BRIEF: Check every line below for the string "JSON". Copy the ones that have it.

Dataset rows for apps and sites:
◇ ◇ ◇ ◇ ◇

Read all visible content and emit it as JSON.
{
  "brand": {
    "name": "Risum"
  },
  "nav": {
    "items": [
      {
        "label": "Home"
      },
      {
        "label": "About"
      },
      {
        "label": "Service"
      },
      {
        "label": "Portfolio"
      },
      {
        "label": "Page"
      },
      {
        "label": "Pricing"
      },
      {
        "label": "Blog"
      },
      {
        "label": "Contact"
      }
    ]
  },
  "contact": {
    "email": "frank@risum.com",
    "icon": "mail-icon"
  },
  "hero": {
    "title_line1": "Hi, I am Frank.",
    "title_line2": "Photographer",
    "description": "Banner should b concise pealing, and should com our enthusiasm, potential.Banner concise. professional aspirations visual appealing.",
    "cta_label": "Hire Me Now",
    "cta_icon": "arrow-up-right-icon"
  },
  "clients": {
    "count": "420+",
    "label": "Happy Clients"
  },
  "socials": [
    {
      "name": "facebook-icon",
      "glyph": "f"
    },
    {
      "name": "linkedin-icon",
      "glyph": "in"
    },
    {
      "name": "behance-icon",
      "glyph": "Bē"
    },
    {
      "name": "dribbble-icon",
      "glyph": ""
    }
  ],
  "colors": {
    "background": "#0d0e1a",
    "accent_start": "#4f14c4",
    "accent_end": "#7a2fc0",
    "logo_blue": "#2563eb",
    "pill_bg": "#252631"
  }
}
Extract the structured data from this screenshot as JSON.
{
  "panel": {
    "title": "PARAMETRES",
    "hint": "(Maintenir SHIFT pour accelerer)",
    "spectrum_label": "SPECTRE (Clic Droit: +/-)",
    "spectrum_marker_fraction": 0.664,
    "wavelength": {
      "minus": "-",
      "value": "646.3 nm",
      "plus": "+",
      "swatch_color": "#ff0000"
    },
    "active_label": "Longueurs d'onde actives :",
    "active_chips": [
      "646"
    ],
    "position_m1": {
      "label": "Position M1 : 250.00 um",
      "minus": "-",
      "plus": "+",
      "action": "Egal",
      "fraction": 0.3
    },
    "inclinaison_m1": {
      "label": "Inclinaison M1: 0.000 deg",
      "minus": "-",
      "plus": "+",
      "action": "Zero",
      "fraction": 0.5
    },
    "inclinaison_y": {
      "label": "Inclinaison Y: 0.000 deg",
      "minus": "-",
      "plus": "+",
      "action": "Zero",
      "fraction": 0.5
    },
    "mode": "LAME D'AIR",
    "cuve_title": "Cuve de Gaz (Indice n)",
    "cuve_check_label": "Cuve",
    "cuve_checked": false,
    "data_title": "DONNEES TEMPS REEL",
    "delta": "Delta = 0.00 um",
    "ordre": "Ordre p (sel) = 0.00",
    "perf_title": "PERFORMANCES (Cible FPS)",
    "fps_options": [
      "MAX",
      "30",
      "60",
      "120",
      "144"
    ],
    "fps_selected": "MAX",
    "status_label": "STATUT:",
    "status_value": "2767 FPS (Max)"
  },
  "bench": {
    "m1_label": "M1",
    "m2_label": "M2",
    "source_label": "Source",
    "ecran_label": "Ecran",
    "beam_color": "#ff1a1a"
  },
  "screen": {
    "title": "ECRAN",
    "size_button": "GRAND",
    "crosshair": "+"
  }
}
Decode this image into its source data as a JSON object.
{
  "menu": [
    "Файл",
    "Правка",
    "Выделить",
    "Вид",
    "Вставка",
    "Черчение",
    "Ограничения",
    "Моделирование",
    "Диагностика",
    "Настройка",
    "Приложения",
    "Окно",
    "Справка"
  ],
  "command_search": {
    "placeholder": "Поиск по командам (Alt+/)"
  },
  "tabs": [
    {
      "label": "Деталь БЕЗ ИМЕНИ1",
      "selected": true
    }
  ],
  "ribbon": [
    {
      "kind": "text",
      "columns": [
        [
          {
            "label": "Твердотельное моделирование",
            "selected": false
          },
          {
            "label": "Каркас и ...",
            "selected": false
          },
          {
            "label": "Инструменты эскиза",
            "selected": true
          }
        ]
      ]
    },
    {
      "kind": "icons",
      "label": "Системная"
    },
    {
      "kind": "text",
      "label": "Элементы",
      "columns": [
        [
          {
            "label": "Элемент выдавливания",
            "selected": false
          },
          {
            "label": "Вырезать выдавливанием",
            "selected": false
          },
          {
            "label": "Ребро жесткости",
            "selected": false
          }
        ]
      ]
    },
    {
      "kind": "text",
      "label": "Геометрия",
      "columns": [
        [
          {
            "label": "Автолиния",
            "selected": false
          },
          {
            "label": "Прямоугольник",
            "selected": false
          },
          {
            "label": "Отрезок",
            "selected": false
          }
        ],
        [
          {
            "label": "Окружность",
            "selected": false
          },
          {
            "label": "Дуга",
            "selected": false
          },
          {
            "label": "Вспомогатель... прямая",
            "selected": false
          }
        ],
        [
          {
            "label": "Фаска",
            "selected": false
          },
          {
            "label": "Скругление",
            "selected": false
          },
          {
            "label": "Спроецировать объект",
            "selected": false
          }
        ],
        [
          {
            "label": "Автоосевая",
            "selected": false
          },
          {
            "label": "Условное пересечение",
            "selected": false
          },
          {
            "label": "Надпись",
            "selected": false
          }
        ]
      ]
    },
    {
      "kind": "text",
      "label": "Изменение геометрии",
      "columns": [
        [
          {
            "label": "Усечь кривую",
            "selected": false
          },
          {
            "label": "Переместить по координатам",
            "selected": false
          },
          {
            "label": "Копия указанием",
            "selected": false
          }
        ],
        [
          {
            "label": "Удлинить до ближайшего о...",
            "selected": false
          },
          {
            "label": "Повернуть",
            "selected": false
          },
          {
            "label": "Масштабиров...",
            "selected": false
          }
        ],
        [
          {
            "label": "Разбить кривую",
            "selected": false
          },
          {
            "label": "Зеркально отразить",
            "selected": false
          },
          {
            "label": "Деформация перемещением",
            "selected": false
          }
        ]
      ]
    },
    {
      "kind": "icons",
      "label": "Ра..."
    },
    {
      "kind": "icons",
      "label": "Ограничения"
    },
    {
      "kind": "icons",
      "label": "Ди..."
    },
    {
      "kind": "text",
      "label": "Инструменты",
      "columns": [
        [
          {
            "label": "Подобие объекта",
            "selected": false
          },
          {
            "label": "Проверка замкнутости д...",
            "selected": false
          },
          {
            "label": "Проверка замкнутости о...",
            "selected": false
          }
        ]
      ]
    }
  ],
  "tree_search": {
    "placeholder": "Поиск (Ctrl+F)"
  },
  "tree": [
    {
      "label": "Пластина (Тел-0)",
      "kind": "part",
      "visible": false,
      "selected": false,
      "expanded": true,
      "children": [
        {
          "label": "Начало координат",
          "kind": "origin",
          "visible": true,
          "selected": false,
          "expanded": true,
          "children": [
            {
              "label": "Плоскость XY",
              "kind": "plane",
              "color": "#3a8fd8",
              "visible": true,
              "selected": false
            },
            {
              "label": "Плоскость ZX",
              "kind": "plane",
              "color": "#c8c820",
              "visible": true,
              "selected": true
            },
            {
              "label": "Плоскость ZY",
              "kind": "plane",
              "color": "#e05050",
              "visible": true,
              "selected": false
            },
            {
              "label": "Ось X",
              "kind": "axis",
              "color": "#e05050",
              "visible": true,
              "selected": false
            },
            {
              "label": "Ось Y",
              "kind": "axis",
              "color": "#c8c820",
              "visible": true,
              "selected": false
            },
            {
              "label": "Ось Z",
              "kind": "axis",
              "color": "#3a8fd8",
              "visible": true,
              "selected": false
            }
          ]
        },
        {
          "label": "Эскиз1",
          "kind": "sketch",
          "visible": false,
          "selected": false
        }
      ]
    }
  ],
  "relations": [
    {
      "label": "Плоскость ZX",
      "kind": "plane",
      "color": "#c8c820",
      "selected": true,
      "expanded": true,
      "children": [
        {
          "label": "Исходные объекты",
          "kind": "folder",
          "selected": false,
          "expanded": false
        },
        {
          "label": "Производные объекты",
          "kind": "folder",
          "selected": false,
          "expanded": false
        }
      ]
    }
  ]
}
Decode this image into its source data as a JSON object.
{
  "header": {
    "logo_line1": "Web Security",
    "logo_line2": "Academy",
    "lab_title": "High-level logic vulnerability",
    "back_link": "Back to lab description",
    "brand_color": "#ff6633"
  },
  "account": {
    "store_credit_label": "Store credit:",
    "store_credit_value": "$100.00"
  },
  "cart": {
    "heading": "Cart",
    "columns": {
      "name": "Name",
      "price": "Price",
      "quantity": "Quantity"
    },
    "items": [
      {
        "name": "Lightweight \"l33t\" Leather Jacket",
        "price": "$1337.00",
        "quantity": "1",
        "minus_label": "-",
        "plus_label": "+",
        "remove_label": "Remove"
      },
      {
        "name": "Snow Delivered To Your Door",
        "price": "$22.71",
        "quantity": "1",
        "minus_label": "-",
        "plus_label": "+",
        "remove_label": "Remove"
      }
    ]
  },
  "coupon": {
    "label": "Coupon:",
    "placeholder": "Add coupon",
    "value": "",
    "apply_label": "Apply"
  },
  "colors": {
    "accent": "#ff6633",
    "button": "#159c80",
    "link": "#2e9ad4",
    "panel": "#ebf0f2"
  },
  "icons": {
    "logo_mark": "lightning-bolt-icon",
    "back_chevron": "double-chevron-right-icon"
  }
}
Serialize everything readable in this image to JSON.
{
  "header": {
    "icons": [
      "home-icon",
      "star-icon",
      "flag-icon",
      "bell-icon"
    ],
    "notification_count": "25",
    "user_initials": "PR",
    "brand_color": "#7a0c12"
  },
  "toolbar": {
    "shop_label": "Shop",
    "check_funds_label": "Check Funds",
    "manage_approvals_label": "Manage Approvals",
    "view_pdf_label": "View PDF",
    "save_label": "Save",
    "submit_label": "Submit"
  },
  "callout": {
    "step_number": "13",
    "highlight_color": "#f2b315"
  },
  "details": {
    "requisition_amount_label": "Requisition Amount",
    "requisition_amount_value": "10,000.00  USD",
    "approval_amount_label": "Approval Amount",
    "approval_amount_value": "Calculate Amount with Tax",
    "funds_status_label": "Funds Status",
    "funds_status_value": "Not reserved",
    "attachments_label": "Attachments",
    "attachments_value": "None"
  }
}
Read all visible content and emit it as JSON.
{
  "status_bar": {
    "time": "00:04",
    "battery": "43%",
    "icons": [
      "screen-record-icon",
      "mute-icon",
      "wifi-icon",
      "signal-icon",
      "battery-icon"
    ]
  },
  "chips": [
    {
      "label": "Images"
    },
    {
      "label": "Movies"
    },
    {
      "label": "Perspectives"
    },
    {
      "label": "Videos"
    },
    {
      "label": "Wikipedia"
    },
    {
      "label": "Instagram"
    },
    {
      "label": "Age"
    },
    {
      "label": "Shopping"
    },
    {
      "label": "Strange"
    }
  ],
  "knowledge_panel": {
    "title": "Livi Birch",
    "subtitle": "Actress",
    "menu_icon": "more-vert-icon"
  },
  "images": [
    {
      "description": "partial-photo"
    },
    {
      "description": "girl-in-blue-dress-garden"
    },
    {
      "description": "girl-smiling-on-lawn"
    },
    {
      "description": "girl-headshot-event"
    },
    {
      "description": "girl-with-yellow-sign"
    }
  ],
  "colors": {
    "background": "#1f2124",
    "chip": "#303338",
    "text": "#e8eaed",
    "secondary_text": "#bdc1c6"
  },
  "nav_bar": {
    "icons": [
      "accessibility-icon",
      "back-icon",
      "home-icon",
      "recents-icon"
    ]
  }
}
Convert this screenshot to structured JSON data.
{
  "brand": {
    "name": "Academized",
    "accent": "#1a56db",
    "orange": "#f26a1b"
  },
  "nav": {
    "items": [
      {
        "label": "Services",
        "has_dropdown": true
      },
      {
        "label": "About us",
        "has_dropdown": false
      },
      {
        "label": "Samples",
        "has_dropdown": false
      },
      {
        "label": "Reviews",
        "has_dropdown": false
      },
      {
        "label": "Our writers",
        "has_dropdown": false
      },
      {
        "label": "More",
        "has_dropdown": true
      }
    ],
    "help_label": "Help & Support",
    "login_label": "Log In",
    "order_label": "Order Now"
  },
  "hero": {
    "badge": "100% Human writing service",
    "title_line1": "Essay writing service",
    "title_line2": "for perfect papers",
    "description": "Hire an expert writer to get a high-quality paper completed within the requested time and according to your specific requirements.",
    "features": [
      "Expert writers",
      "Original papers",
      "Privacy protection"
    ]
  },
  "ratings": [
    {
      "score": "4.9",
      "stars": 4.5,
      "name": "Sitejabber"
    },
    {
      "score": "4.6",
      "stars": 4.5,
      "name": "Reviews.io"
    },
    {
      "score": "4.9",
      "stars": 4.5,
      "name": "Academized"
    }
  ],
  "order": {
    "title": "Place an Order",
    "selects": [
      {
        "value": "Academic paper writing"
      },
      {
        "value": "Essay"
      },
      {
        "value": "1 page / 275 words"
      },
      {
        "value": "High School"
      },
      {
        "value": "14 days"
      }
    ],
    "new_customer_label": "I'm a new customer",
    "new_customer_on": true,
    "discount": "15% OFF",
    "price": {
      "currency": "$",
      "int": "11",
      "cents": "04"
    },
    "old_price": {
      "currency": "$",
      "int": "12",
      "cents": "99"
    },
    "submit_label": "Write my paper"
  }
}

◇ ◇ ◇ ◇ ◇

ANSWER TO THE PROBLEM:
Read all visible content and emit it as JSON.
Extract the structured data from this screenshot as JSON.
Decode this image into its source data as a JSON object.
Decode this image into its source data as a JSON object.
Serialize everything readable in this image to JSON.
Read all visible content and emit it as JSON.
Convert this screenshot to structured JSON data.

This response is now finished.